What is required: Reproduce the entries below character for character.
*** Input data ***
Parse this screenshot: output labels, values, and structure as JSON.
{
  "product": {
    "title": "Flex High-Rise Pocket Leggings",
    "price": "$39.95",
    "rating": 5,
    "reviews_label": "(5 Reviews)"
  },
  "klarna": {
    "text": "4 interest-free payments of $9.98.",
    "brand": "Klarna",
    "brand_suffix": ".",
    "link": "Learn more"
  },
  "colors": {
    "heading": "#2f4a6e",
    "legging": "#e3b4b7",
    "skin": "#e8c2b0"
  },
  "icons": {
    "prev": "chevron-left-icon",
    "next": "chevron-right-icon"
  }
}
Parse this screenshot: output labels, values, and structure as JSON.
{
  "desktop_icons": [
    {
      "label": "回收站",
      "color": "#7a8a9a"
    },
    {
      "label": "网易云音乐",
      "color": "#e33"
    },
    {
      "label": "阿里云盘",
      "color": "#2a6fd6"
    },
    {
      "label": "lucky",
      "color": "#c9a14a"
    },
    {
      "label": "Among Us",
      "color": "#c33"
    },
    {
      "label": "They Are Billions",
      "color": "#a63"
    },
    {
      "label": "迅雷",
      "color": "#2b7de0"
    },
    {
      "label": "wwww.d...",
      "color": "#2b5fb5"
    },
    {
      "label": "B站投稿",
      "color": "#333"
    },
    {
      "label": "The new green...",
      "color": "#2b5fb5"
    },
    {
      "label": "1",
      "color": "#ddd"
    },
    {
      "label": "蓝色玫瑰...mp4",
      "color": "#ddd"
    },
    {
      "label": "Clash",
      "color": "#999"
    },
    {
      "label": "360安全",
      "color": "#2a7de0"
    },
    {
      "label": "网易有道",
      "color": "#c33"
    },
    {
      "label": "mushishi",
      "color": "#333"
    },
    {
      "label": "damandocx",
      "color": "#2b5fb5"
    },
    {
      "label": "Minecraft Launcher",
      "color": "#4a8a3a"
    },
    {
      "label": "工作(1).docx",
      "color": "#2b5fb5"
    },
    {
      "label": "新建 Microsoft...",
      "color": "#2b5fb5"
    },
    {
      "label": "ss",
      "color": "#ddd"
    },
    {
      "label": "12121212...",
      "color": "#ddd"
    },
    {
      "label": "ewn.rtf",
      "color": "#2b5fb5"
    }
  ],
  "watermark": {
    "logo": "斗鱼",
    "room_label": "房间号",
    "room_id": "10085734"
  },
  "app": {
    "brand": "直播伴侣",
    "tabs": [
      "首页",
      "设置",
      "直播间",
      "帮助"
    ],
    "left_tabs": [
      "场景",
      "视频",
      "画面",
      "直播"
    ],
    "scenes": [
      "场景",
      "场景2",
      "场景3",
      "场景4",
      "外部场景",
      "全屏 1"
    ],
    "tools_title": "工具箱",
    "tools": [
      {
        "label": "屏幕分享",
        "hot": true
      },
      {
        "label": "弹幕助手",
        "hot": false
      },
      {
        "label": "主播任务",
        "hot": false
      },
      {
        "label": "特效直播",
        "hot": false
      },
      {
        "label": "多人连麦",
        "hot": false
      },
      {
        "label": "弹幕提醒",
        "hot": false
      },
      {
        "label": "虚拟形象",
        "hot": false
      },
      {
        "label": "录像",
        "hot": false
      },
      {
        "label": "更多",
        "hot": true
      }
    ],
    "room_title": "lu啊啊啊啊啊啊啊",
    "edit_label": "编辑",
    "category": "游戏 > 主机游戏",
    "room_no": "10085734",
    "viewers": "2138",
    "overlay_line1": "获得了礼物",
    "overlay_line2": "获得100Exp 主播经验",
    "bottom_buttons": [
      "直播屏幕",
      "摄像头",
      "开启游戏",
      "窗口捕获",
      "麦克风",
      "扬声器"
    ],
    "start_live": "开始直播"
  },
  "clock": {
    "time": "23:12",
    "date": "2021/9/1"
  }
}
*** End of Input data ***
Answer for the task:
Parse this screenshot: output labels, values, and structure as JSON.
{
  "product": {
    "title": "Flex High-Rise Pocket Leggings",
    "price": "$39.95",
    "rating": 5,
    "reviews_label": "(5 Reviews)"
  },
  "klarna": {
    "text": "4 interest-free payments of $9.98.",
    "brand": "Klarna",
    "brand_suffix": ".",
    "link": "Learn more"
  },
  "colors": {
    "heading": "#2f4a6e",
    "legging": "#e3b4b7",
    "skin": "#e8c2b0"
  },
  "icons": {
    "prev": "chevron-left-icon",
    "next": "chevron-right-icon"
  }
}
Parse this screenshot: output labels, values, and structure as JSON.
{
  "desktop_icons": [
    {
      "label": "回收站",
      "color": "#7a8a9a"
    },
    {
      "label": "网易云音乐",
      "color": "#e33"
    },
    {
      "label": "阿里云盘",
      "color": "#2a6fd6"
    },
    {
      "label": "lucky",
      "color": "#c9a14a"
    },
    {
      "label": "Among Us",
      "color": "#c33"
    },
    {
      "label": "They Are Billions",
      "color": "#a63"
    },
    {
      "label": "迅雷",
      "color": "#2b7de0"
    },
    {
      "label": "wwww.d...",
      "color": "#2b5fb5"
    },
    {
      "label": "B站投稿",
      "color": "#333"
    },
    {
      "label": "The new green...",
      "color": "#2b5fb5"
    },
    {
      "label": "1",
      "color": "#ddd"
    },
    {
      "label": "蓝色玫瑰...mp4",
      "color": "#ddd"
    },
    {
      "label": "Clash",
      "color": "#999"
    },
    {
      "label": "360安全",
      "color": "#2a7de0"
    },
    {
      "label": "网易有道",
      "color": "#c33"
    },
    {
      "label": "mushishi",
      "color": "#333"
    },
    {
      "label": "damandocx",
      "color": "#2b5fb5"
    },
    {
      "label": "Minecraft Launcher",
      "color": "#4a8a3a"
    },
    {
      "label": "工作(1).docx",
      "color": "#2b5fb5"
    },
    {
      "label": "新建 Microsoft...",
      "color": "#2b5fb5"
    },
    {
      "label": "ss",
      "color": "#ddd"
    },
    {
      "label": "12121212...",
      "color": "#ddd"
    },
    {
      "label": "ewn.rtf",
      "color": "#2b5fb5"
    }
  ],
  "watermark": {
    "logo": "斗鱼",
    "room_label": "房间号",
    "room_id": "10085734"
  },
  "app": {
    "brand": "直播伴侣",
    "tabs": [
      "首页",
      "设置",
      "直播间",
      "帮助"
    ],
    "left_tabs": [
      "场景",
      "视频",
      "画面",
      "直播"
    ],
    "scenes": [
      "场景",
      "场景2",
      "场景3",
      "场景4",
      "外部场景",
      "全屏 1"
    ],
    "tools_title": "工具箱",
    "tools": [
      {
        "label": "屏幕分享",
        "hot": true
      },
      {
        "label": "弹幕助手",
        "hot": false
      },
      {
        "label": "主播任务",
        "hot": false
      },
      {
        "label": "特效直播",
        "hot": false
      },
      {
        "label": "多人连麦",
        "hot": false
      },
      {
        "label": "弹幕提醒",
        "hot": false
      },
      {
        "label": "虚拟形象",
        "hot": false
      },
      {
        "label": "录像",
        "hot": false
      },
      {
        "label": "更多",
        "hot": true
      }
    ],
    "room_title": "lu啊啊啊啊啊啊啊",
    "edit_label": "编辑",
    "category": "游戏 > 主机游戏",
    "room_no": "10085734",
    "viewers": "2138",
    "overlay_line1": "获得了礼物",
    "overlay_line2": "获得100Exp 主播经验",
    "bottom_buttons": [
      "直播屏幕",
      "摄像头",
      "开启游戏",
      "窗口捕获",
      "麦克风",
      "扬声器"
    ],
    "start_live": "开始直播"
  },
  "clock": {
    "time": "23:12",
    "date": "2021/9/1"
  }
}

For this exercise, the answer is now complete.